Data records for software interfaces:
Start of Block

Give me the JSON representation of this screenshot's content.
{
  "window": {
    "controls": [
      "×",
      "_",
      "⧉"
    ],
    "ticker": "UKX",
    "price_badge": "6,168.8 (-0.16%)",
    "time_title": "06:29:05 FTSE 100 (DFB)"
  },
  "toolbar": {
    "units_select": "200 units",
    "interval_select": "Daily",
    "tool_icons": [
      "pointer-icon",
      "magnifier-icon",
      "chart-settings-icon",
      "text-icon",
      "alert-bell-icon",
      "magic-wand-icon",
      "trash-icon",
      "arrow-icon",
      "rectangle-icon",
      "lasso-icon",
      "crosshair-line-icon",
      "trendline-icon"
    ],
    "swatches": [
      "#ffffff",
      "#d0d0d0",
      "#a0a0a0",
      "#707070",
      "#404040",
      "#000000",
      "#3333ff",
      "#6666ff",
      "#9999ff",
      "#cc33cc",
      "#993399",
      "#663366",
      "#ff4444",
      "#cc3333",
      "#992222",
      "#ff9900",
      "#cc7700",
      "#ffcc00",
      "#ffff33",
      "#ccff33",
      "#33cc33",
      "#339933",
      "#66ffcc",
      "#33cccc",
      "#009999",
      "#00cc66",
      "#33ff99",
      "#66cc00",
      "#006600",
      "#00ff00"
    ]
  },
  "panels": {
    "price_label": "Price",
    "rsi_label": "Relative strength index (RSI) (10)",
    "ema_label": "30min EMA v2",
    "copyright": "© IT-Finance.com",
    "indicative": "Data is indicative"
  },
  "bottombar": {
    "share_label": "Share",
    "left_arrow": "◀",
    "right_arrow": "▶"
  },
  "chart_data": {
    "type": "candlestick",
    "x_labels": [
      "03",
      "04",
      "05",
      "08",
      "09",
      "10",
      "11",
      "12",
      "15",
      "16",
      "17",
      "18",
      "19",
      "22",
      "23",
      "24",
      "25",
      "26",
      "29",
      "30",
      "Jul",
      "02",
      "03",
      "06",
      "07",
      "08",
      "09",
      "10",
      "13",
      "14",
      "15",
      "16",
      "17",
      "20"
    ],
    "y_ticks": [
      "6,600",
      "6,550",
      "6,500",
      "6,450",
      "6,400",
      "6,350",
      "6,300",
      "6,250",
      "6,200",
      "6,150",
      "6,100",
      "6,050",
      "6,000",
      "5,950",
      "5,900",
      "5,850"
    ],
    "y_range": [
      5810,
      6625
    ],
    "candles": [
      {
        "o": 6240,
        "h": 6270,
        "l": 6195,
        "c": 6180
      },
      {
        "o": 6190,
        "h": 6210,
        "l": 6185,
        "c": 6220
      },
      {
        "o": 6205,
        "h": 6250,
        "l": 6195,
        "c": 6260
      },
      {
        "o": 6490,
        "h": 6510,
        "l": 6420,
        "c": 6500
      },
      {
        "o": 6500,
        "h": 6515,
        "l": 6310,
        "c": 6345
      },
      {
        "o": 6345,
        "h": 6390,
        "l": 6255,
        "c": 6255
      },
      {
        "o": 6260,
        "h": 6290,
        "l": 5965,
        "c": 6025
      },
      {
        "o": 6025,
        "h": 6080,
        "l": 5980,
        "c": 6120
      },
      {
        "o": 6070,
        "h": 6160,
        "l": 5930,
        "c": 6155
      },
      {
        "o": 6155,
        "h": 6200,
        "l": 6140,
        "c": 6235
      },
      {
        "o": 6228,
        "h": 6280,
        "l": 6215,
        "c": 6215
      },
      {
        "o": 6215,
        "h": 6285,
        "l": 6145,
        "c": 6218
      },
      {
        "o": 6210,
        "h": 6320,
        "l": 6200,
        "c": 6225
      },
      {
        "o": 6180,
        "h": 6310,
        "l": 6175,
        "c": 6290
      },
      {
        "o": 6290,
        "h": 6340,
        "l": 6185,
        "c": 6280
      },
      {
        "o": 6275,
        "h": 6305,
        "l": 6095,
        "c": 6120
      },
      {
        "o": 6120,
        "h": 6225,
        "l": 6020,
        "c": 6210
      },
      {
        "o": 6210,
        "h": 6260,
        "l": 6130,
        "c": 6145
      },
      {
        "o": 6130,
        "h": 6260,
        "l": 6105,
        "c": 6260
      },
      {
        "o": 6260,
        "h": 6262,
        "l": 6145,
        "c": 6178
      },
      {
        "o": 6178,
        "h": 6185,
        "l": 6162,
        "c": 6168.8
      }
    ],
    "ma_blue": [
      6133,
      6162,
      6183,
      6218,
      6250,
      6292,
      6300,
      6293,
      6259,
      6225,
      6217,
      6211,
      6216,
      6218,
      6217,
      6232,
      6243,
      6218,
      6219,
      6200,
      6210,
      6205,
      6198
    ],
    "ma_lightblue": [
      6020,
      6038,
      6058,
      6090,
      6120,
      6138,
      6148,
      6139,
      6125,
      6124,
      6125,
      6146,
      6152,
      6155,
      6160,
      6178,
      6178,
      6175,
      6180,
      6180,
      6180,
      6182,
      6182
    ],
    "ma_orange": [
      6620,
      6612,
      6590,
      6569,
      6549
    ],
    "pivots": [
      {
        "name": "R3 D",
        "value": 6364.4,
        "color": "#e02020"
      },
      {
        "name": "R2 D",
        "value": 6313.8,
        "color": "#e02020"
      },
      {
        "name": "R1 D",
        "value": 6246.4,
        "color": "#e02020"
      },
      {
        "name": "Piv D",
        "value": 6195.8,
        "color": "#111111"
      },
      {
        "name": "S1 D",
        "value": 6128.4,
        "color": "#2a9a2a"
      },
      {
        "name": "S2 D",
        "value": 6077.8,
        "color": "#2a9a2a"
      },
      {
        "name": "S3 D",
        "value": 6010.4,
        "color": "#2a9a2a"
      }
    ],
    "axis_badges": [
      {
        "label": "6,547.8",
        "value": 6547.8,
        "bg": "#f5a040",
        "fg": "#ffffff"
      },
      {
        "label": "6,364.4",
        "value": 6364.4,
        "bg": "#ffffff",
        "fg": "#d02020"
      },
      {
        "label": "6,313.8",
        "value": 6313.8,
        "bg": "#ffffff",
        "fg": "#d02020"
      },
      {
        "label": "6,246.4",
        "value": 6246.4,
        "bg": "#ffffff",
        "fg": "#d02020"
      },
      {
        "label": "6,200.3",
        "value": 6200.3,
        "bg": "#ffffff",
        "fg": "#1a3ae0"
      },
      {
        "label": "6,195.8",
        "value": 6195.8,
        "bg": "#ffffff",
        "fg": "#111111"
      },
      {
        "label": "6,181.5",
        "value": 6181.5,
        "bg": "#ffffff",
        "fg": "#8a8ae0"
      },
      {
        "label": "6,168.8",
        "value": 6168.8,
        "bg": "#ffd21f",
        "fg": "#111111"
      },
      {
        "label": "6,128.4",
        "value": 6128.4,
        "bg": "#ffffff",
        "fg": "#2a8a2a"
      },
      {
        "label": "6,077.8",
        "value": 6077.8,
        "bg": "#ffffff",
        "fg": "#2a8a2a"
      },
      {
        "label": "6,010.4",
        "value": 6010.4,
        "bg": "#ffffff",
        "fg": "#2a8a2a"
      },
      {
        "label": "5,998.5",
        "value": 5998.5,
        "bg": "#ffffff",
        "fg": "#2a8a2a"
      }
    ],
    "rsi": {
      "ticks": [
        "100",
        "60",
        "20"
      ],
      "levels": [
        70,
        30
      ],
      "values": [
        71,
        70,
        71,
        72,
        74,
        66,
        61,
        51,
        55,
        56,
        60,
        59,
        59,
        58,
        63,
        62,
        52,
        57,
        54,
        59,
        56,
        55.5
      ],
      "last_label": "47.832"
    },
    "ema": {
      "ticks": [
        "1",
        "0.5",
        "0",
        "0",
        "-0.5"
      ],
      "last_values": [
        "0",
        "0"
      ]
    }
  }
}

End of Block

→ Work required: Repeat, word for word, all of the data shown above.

→ Task result:
Give me the JSON representation of this screenshot's content.
{
  "window": {
    "controls": [
      "×",
      "_",
      "⧉"
    ],
    "ticker": "UKX",
    "price_badge": "6,168.8 (-0.16%)",
    "time_title": "06:29:05 FTSE 100 (DFB)"
  },
  "toolbar": {
    "units_select": "200 units",
    "interval_select": "Daily",
    "tool_icons": [
      "pointer-icon",
      "magnifier-icon",
      "chart-settings-icon",
      "text-icon",
      "alert-bell-icon",
      "magic-wand-icon",
      "trash-icon",
      "arrow-icon",
      "rectangle-icon",
      "lasso-icon",
      "crosshair-line-icon",
      "trendline-icon"
    ],
    "swatches": [
      "#ffffff",
      "#d0d0d0",
      "#a0a0a0",
      "#707070",
      "#404040",
      "#000000",
      "#3333ff",
      "#6666ff",
      "#9999ff",
      "#cc33cc",
      "#993399",
      "#663366",
      "#ff4444",
      "#cc3333",
      "#992222",
      "#ff9900",
      "#cc7700",
      "#ffcc00",
      "#ffff33",
      "#ccff33",
      "#33cc33",
      "#339933",
      "#66ffcc",
      "#33cccc",
      "#009999",
      "#00cc66",
      "#33ff99",
      "#66cc00",
      "#006600",
      "#00ff00"
    ]
  },
  "panels": {
    "price_label": "Price",
    "rsi_label": "Relative strength index (RSI) (10)",
    "ema_label": "30min EMA v2",
    "copyright": "© IT-Finance.com",
    "indicative": "Data is indicative"
  },
  "bottombar": {
    "share_label": "Share",
    "left_arrow": "◀",
    "right_arrow": "▶"
  },
  "chart_data": {
    "type": "candlestick",
    "x_labels": [
      "03",
      "04",
      "05",
      "08",
      "09",
      "10",
      "11",
      "12",
      "15",
      "16",
      "17",
      "18",
      "19",
      "22",
      "23",
      "24",
      "25",
      "26",
      "29",
      "30",
      "Jul",
      "02",
      "03",
      "06",
      "07",
      "08",
      "09",
      "10",
      "13",
      "14",
      "15",
      "16",
      "17",
      "20"
    ],
    "y_ticks": [
      "6,600",
      "6,550",
      "6,500",
      "6,450",
      "6,400",
      "6,350",
      "6,300",
      "6,250",
      "6,200",
      "6,150",
      "6,100",
      "6,050",
      "6,000",
      "5,950",
      "5,900",
      "5,850"
    ],
    "y_range": [
      5810,
      6625
    ],
    "candles": [
      {
        "o": 6240,
        "h": 6270,
        "l": 6195,
        "c": 6180
      },
      {
        "o": 6190,
        "h": 6210,
        "l": 6185,
        "c": 6220
      },
      {
        "o": 6205,
        "h": 6250,
        "l": 6195,
        "c": 6260
      },
      {
        "o": 6490,
        "h": 6510,
        "l": 6420,
        "c": 6500
      },
      {
        "o": 6500,
        "h": 6515,
        "l": 6310,
        "c": 6345
      },
      {
        "o": 6345,
        "h": 6390,
        "l": 6255,
        "c": 6255
      },
      {
        "o": 6260,
        "h": 6290,
        "l": 5965,
        "c": 6025
      },
      {
        "o": 6025,
        "h": 6080,
        "l": 5980,
        "c": 6120
      },
      {
        "o": 6070,
        "h": 6160,
        "l": 5930,
        "c": 6155
      },
      {
        "o": 6155,
        "h": 6200,
        "l": 6140,
        "c": 6235
      },
      {
        "o": 6228,
        "h": 6280,
        "l": 6215,
        "c": 6215
      },
      {
        "o": 6215,
        "h": 6285,
        "l": 6145,
        "c": 6218
      },
      {
        "o": 6210,
        "h": 6320,
        "l": 6200,
        "c": 6225
      },
      {
        "o": 6180,
        "h": 6310,
        "l": 6175,
        "c": 6290
      },
      {
        "o": 6290,
        "h": 6340,
        "l": 6185,
        "c": 6280
      },
      {
        "o": 6275,
        "h": 6305,
        "l": 6095,
        "c": 6120
      },
      {
        "o": 6120,
        "h": 6225,
        "l": 6020,
        "c": 6210
      },
      {
        "o": 6210,
        "h": 6260,
        "l": 6130,
        "c": 6145
      },
      {
        "o": 6130,
        "h": 6260,
        "l": 6105,
        "c": 6260
      },
      {
        "o": 6260,
        "h": 6262,
        "l": 6145,
        "c": 6178
      },
      {
        "o": 6178,
        "h": 6185,
        "l": 6162,
        "c": 6168.8
      }
    ],
    "ma_blue": [
      6133,
      6162,
      6183,
      6218,
      6250,
      6292,
      6300,
      6293,
      6259,
      6225,
      6217,
      6211,
      6216,
      6218,
      6217,
      6232,
      6243,
      6218,
      6219,
      6200,
      6210,
      6205,
      6198
    ],
    "ma_lightblue": [
      6020,
      6038,
      6058,
      6090,
      6120,
      6138,
      6148,
      6139,
      6125,
      6124,
      6125,
      6146,
      6152,
      6155,
      6160,
      6178,
      6178,
      6175,
      6180,
      6180,
      6180,
      6182,
      6182
    ],
    "ma_orange": [
      6620,
      6612,
      6590,
      6569,
      6549
    ],
    "pivots": [
      {
        "name": "R3 D",
        "value": 6364.4,
        "color": "#e02020"
      },
      {
        "name": "R2 D",
        "value": 6313.8,
        "color": "#e02020"
      },
      {
        "name": "R1 D",
        "value": 6246.4,
        "color": "#e02020"
      },
      {
        "name": "Piv D",
        "value": 6195.8,
        "color": "#111111"
      },
      {
        "name": "S1 D",
        "value": 6128.4,
        "color": "#2a9a2a"
      },
      {
        "name": "S2 D",
        "value": 6077.8,
        "color": "#2a9a2a"
      },
      {
        "name": "S3 D",
        "value": 6010.4,
        "color": "#2a9a2a"
      }
    ],
    "axis_badges": [
      {
        "label": "6,547.8",
        "value": 6547.8,
        "bg": "#f5a040",
        "fg": "#ffffff"
      },
      {
        "label": "6,364.4",
        "value": 6364.4,
        "bg": "#ffffff",
        "fg": "#d02020"
      },
      {
        "label": "6,313.8",
        "value": 6313.8,
        "bg": "#ffffff",
        "fg": "#d02020"
      },
      {
        "label": "6,246.4",
        "value": 6246.4,
        "bg": "#ffffff",
        "fg": "#d02020"
      },
      {
        "label": "6,200.3",
        "value": 6200.3,
        "bg": "#ffffff",
        "fg": "#1a3ae0"
      },
      {
        "label": "6,195.8",
        "value": 6195.8,
        "bg": "#ffffff",
        "fg": "#111111"
      },
      {
        "label": "6,181.5",
        "value": 6181.5,
        "bg": "#ffffff",
        "fg": "#8a8ae0"
      },
      {
        "label": "6,168.8",
        "value": 6168.8,
        "bg": "#ffd21f",
        "fg": "#111111"
      },
      {
        "label": "6,128.4",
        "value": 6128.4,
        "bg": "#ffffff",
        "fg": "#2a8a2a"
      },
      {
        "label": "6,077.8",
        "value": 6077.8,
        "bg": "#ffffff",
        "fg": "#2a8a2a"
      },
      {
        "label": "6,010.4",
        "value": 6010.4,
        "bg": "#ffffff",
        "fg": "#2a8a2a"
      },
      {
        "label": "5,998.5",
        "value": 5998.5,
        "bg": "#ffffff",
        "fg": "#2a8a2a"
      }
    ],
    "rsi": {
      "ticks": [
        "100",
        "60",
        "20"
      ],
      "levels": [
        70,
        30
      ],
      "values": [
        71,
        70,
        71,
        72,
        74,
        66,
        61,
        51,
        55,
        56,
        60,
        59,
        59,
        58,
        63,
        62,
        52,
        57,
        54,
        59,
        56,
        55.5
      ],
      "last_label": "47.832"
    },
    "ema": {
      "ticks": [
        "1",
        "0.5",
        "0",
        "0",
        "-0.5"
      ],
      "last_values": [
        "0",
        "0"
      ]
    }
  }
}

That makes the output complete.